I have a large number of interesting articles that I’ve run across over the last few weeks, so I’m trying to clear the backlog at the same time as I attempt to present them in a less-than-random order. Since it’s current news, here’s a selection of “Bruce Jenner” commentary. I wrote about this subject on Monday, but here’s everyone else’s thoughts. Matt Walsh (first link below) has a particularly good piece. Have a read and let me know what you think.
Do you remember Obi-Wan Kenobi in that first Star Wars flick where he’s trying to smuggle Luke Skywalker and his two robotic pals off of their home planet? The whole crew of them end up at a check-stop where Obi-Wan waves his magic hands and tells the Stormtrooper that “These aren’t the droids you’re looking for”. The shtick works and the poor guy mechanically repeats back: “These aren’t the droids we’re looking for”. In the film, it’s all very cool and the good guys get away. Big win all-round, right?

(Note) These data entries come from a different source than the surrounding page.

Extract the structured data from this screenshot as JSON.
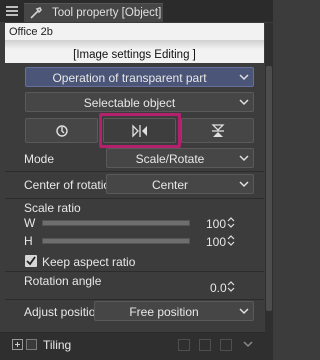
{
  "panel": {
    "tab_title": "Tool property [Object]",
    "preview_name": "Office 2b",
    "preview_caption": "[Image settings Editing ]"
  },
  "operation": {
    "label": "Operation of transparent part"
  },
  "selectable": {
    "label": "Selectable object"
  },
  "mode": {
    "label": "Mode",
    "value": "Scale/Rotate"
  },
  "center": {
    "label": "Center of rotation",
    "value": "Center"
  },
  "scale": {
    "label": "Scale ratio",
    "w_label": "W",
    "w_value": "100",
    "h_label": "H",
    "h_value": "100",
    "keep_aspect_label": "Keep aspect ratio",
    "keep_aspect_checked": true
  },
  "rotation": {
    "label": "Rotation angle",
    "value": "0.0"
  },
  "adjust": {
    "label": "Adjust position",
    "value": "Free position"
  },
  "tiling": {
    "label": "Tiling"
  },
  "colors": {
    "accent": "#4a5577",
    "highlight": "#b5206e"
  }
}
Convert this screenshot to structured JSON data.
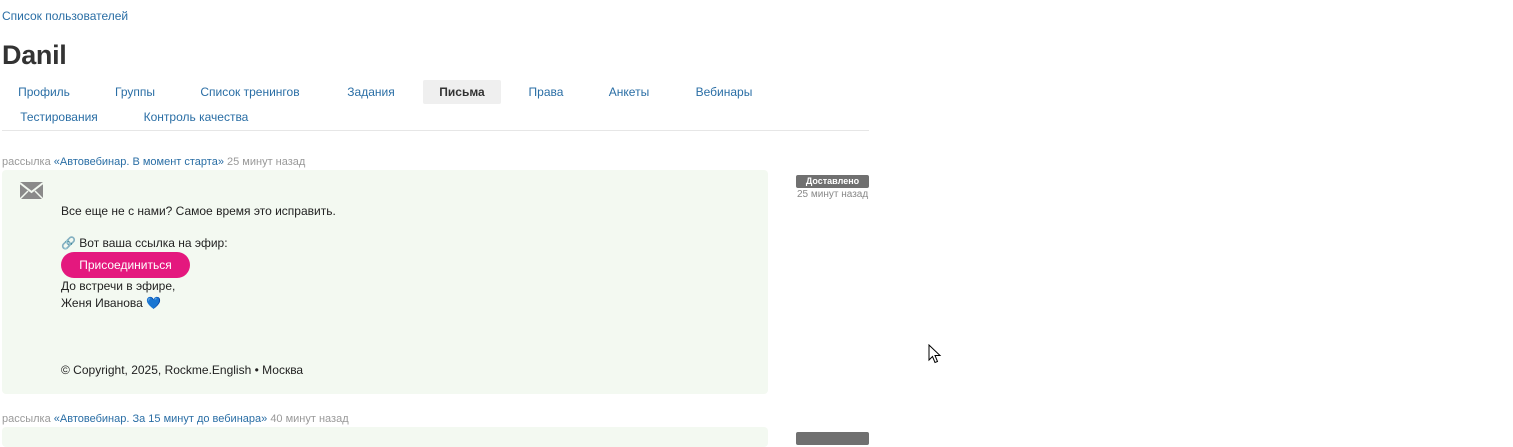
{
  "breadcrumb": "Список пользователей",
  "page_title": "Danil",
  "tabs": [
    {
      "label": "Профиль",
      "active": false
    },
    {
      "label": "Группы",
      "active": false
    },
    {
      "label": "Список тренингов",
      "active": false
    },
    {
      "label": "Задания",
      "active": false
    },
    {
      "label": "Письма",
      "active": true
    },
    {
      "label": "Права",
      "active": false
    },
    {
      "label": "Анкеты",
      "active": false
    },
    {
      "label": "Вебинары",
      "active": false
    },
    {
      "label": "Тестирования",
      "active": false
    },
    {
      "label": "Контроль качества",
      "active": false
    }
  ],
  "messages": [
    {
      "prefix": "рассылка",
      "campaign": "«Автовебинар. В момент старта»",
      "time": "25 минут назад",
      "status": "Доставлено",
      "status_time": "25 минут назад",
      "line1": "Все еще не с нами? Самое время это исправить.",
      "line2": "🔗 Вот ваша ссылка на эфир:",
      "button": "Присоединиться",
      "line3": "До встречи в эфире,",
      "line4": "Женя Иванова",
      "heart": "💙",
      "footer": "© Copyright, 2025, Rockme.English • Москва",
      "icon": "envelope-icon"
    },
    {
      "prefix": "рассылка",
      "campaign": "«Автовебинар. За 15 минут до вебинара»",
      "time": "40 минут назад",
      "icon": "envelope-icon"
    }
  ],
  "colors": {
    "link": "#2a6ea5",
    "card_bg": "#f3f9f1",
    "button_bg": "#e4187e",
    "status_bg": "#707070"
  }
}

Scruton details the evolution of the modern university, and the de-volution of the university’s contemporary form. His description of the underground universities of Soviet-occupied Europe is fascinating.
Immediately after the Ottawa terror attack that killed Cpl Nathan Cirillo at the Tomb of the Unknown Soldier in October of last year, the Toronto Police Service released the following statement:
Although the news is still unclear as to who the perpetrator(s) is/are, some members of the community may link this attack to Islamic Extremists. We at Toronto Police Service have not made that link. I am asking you to relay to your mosques and their Imams, that we as a service, are aware that your mosques may be vulnerable to a backlash.
This statement was part of a broader trend throughout Canada to declare that this Islam-inspired violence, directed at the heart of the Canadian state, has ‘nothing to do with Islam’.
Some years ago I recall reading the (possibly apocryphal) story of a conversation had by the Soviet Politburo in the late 1980s where the subject of potato-farming came up. These were Gorbachev’s years of Glasnost and the leadership was discussing ways in which they could modernize Soviet agriculture and de-couple it from the state apparatus. One of the men suggested that potato farmers should be made responsible for the harvesting of their own potatoes, to which the reply went something along the lines of “This would be impossible! Even in the United States, the Army is mobilized every year to help with the potato harvest!”
Now these were not stupid men. To the contrary, they were extremely well-educated and had been conducting the affairs of a world superpower for decades. And yet their limited worldview led them to believe, in all honesty, that potatoes simply could not be harvested without the intervention of the state (by employing the manpower of the army no less). That this anecdote seems farcical today, as it would have even at the time, tells us something profound about how inbuilt intellectual bias and limited experience can narrow the bounds of thought without the thinkers even being aware of the limitation.